What to do:
Bring together all lines of the material below that contain the string "организации".

■ ■ ■ ■ ■

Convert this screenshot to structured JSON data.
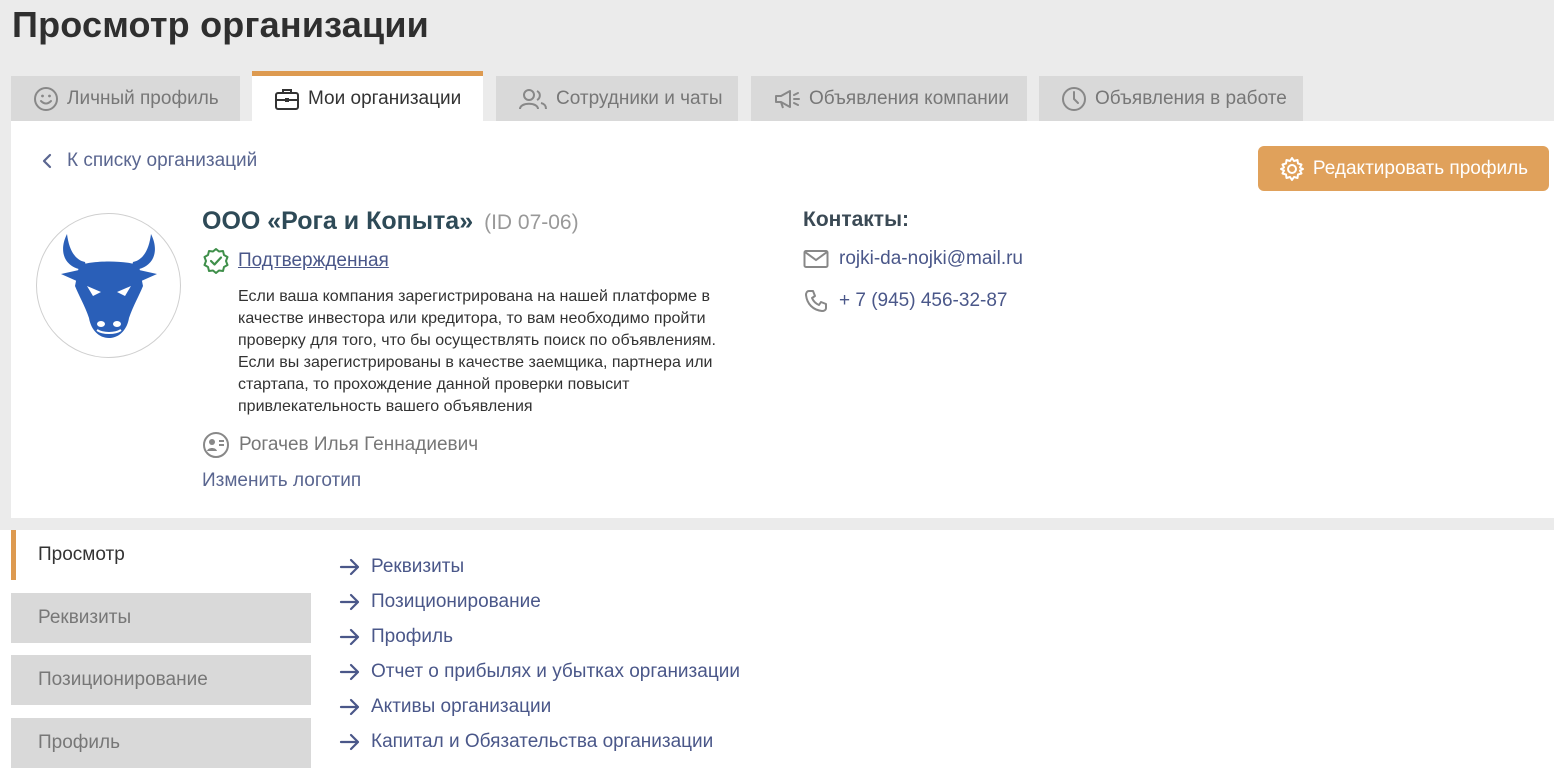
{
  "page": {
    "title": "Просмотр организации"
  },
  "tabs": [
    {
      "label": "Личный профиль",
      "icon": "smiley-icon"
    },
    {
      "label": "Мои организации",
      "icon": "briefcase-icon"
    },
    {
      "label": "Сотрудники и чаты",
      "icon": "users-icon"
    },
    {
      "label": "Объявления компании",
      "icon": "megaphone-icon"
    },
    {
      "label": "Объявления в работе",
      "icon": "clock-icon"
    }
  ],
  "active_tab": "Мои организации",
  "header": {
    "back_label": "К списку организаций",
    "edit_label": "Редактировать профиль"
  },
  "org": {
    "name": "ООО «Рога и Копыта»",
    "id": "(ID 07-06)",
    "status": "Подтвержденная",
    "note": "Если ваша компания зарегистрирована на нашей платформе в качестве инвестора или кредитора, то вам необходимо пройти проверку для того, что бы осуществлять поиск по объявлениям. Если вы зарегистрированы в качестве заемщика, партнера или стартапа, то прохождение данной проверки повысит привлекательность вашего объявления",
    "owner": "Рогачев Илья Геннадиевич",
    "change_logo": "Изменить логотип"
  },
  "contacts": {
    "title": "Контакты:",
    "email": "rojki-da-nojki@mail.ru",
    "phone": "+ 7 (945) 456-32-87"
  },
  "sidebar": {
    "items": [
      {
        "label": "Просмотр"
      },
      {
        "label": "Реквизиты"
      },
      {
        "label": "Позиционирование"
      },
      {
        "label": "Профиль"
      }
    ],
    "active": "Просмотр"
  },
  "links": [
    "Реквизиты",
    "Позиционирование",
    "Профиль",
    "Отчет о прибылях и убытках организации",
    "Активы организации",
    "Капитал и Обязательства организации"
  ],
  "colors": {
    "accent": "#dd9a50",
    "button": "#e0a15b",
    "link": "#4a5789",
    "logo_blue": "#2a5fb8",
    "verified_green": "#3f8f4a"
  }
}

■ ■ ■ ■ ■

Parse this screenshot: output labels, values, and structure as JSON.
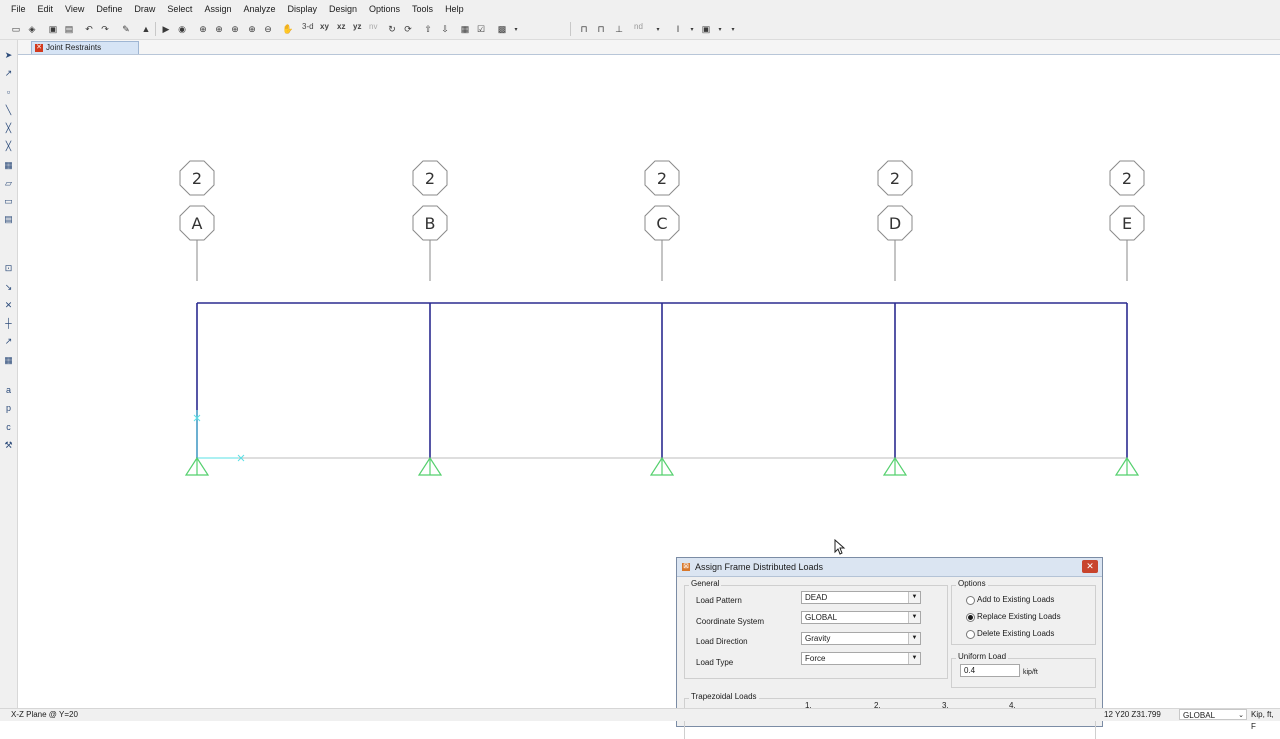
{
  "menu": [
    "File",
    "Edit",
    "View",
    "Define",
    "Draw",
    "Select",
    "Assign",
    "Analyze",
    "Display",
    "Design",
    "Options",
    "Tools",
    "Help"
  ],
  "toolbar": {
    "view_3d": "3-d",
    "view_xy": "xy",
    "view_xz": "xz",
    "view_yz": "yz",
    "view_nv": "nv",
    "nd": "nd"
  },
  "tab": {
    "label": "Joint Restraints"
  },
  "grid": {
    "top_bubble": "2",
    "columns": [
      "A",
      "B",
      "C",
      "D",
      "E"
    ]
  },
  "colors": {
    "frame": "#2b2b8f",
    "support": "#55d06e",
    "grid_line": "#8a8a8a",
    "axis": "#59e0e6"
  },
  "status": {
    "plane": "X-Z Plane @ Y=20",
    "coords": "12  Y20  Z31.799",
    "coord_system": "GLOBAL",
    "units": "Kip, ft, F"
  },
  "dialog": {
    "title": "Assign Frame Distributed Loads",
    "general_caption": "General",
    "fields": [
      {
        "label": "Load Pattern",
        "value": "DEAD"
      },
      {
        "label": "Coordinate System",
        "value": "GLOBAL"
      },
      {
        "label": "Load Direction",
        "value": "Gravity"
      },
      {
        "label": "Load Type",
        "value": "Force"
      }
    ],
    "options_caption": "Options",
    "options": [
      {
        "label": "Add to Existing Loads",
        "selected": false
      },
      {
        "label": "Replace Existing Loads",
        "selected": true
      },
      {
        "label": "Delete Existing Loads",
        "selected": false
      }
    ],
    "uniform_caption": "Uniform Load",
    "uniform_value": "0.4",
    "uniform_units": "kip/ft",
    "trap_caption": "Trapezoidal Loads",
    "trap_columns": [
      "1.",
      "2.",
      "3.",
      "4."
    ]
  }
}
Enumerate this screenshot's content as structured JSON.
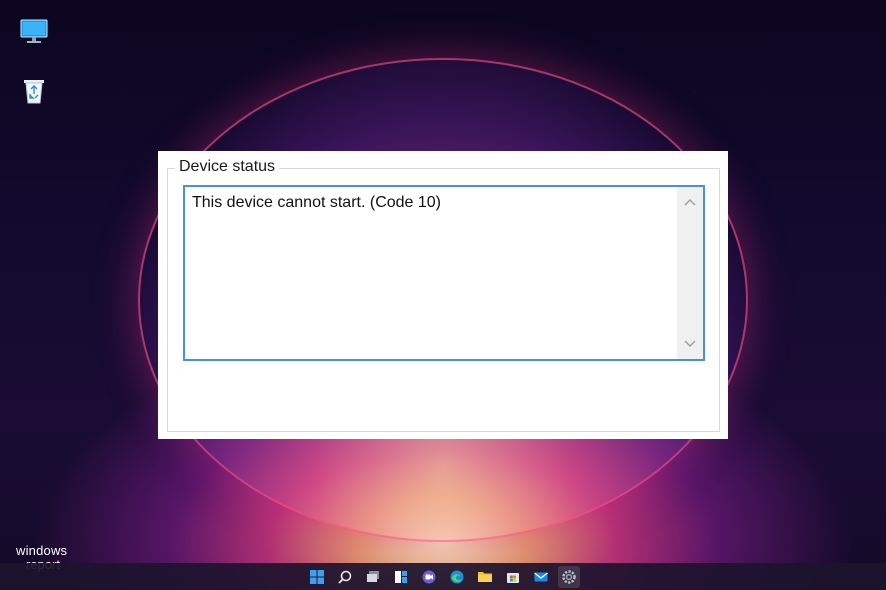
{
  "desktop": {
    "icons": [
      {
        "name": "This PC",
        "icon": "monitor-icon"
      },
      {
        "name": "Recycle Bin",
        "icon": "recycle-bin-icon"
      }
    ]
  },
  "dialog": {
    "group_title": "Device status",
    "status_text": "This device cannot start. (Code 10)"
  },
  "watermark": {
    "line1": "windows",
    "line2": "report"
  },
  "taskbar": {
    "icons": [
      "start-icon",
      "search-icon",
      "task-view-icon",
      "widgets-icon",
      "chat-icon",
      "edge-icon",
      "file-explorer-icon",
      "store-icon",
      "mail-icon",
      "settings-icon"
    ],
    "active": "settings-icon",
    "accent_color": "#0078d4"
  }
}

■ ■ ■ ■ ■

Answer to this exercise:
    "title": "Просмотр организации"
      "label": "Мои организации",
  "active_tab": "Мои организации",
    "Отчет о прибылях и убытках организации",
    "Активы организации",
    "Капитал и Обязательства организации"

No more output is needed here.